Missy was done. Fed up. She simply could not handle another moment of those awful Zorua children.
It wasn’t their fault, of course. She had to keep telling herself that. They’d been raised by a bad, a very bad Pokémon; a Pokémon mean-spirited enough to harm a small and defenseless creature like that Jasmine, a Pokémon with enough hatred to demolish half the village and almost kill Sorbet. These children needed more support than any other children would, and Missy the Blissey would be damned if anyone was better at supporting children than her.
But it was so hard.
It was so hard to be understanding when every time she turned around, another normal, good kid was trapped in some delusion of blindness or deafness. Normal, good kids play normal, good games, eventually get tired, and fall into normal, good sleep. They don’t steal toys or pick locks or make you think the kitchen caught fire only to lock you in. Missy could deal with normal, good kids. But when it came to those evil-hearted Zorua, she was done.
In fact, the Blissey’s only reprieve was the upcoming visit from that nice painter from the studio by the memorial. Palette the Zoroark, while not particularly good at painting herself, was the student of the renowned Pal, and she was supposed to paint a beautiful mural for the kids of the daycare. Now, Missy was hardly the catty type, but she couldn’t help from overhearing some juicy rumors. Apparently that Zoroark had been involved with some really suspicious things in the past, embezzling or fraud or something official and criminal-sounding like that, and on normal circumstances Missy would hardly allow a criminal to approach her impressionable charges. Oh, no, not at all.
But Palette had changed, now — she spent her time doing honest (though maybe not the most stylish) business, and even a bit of community service. And even besides that, nobody could really bring themselves to dislike her anymore, what with all that presumed-dead nonsense. In fact, she made the Blissey feel a bit guilty; she’d just been through so much!
In short, despite her reservations about Palette’s talent, Missy simply had to give the Zoroark a chance. It just wouldn’t be very charitable of her not to.
She could only hope the artist would show up soon.
Palette hesitated, then rapped twice on the dainty wooden door with two out of three claws on her open hand.
“Miss Michelle? It’s Palette, I’m here for the mural?”

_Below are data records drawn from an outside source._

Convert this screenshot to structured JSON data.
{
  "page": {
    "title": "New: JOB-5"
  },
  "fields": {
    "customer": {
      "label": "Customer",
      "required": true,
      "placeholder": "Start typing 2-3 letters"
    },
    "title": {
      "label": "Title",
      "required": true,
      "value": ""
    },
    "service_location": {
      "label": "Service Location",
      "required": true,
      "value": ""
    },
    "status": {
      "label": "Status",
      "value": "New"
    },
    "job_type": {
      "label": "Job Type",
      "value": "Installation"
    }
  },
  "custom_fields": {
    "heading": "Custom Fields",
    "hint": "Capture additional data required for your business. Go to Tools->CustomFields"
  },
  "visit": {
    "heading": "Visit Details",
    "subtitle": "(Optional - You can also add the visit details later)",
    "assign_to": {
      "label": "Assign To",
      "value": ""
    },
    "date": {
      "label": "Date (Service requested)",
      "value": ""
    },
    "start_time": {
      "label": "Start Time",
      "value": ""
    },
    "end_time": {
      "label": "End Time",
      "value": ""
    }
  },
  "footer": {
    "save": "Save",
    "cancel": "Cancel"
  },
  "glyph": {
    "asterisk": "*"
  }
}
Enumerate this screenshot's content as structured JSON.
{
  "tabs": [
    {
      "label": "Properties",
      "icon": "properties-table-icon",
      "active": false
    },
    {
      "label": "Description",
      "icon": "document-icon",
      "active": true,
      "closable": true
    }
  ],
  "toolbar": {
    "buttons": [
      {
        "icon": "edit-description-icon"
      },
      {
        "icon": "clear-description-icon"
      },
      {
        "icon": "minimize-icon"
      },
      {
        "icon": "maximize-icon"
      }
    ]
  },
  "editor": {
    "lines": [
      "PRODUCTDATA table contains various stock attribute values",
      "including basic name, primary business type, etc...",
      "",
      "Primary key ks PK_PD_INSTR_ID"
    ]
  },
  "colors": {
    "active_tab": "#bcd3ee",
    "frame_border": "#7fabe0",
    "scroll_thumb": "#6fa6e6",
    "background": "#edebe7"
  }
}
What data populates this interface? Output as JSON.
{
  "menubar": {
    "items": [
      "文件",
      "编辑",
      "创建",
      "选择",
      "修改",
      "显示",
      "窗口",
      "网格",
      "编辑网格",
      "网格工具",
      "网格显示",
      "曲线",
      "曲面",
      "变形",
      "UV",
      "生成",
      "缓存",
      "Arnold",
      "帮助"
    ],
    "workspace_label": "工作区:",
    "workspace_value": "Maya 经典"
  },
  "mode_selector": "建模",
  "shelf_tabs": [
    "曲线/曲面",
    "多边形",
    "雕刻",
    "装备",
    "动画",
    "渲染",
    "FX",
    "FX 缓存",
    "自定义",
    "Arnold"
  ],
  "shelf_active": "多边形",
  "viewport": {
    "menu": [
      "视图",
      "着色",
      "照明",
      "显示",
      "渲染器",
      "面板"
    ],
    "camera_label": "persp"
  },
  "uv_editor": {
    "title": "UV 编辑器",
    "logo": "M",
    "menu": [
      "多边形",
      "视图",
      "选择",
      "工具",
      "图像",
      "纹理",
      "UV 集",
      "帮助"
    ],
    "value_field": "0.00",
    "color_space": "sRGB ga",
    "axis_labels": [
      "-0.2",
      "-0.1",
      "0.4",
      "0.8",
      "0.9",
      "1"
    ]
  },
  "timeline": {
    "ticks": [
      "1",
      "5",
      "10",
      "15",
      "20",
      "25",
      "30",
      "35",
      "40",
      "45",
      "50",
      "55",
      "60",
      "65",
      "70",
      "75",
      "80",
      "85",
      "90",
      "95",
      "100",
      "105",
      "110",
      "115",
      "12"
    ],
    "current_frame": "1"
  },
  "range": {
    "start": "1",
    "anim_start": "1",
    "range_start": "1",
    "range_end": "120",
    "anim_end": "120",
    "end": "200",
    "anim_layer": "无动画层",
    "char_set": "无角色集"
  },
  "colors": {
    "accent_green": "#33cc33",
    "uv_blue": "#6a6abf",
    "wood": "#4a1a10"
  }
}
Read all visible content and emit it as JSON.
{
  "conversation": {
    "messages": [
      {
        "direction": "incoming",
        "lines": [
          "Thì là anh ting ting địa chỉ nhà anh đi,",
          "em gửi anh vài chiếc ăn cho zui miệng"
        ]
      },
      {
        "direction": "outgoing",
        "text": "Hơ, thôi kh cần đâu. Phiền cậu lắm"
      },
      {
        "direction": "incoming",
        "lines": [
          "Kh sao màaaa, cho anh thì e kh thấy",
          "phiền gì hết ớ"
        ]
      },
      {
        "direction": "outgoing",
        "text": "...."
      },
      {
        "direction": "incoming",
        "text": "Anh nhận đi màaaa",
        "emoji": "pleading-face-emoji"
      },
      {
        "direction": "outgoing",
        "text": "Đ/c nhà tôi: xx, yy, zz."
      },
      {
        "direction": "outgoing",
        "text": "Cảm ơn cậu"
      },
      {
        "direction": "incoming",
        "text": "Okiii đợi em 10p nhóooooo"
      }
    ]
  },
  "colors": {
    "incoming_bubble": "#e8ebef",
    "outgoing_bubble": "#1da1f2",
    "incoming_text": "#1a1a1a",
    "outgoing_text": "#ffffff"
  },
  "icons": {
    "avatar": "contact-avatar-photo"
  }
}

The daycare had already been emitting quite a ruckus, even outside, but the noise level suddenly spiked. Palette imagined the complaints of fifty tiny assailants being suddenly shaken off in favor of the undeserving doorbell and the undeserving Zoroark behind the undeserving doorbell. It was kind of awful, actually; all those kids, forced by curiosity to stay awake while some strange ‘mon fooled with paints for what would seem like days.
She was interrupted in her musings by a jolt to the snout when Missy finally pushed the door open without much regard to the position of Palette’s face.
“Oh... oh dear, did I hit you there? I’m terribly sorry, please come in, I’ll fetch you some ice...” Missy nearly fell over apologizing, as if her entire reputation was staked on how polite she was to her guest. Palette picked her easel up and let herself be dragged across a small front hallway and off to the right, into some sort of homely, white-tiled kitchen where Missy quickly began digging in a brand new walnut ice chest.
“I’m fine, really, Michelle...” Palette glanced nervously back at a sudden throng of curious children, peeking out from behind the doorframe. Wait, were... were some of those eyes staring at her with... malice?
“No, please, call me Missy!” Missy demanded, oblivious to her guest’s discomfort. “Ah, here we are.” She straightened and thrust something freezing and hard into Palette’s face.
“Hold that, would you?” Palette tried, but it was difficult to juggle an easel and a crate of paints in the same hand. She ended up surreptitiously leaving the pack of ice on the counter behind her. “And, uh, come with me, I’ll show you to your wall...”
Part 1 of "Inspiration" by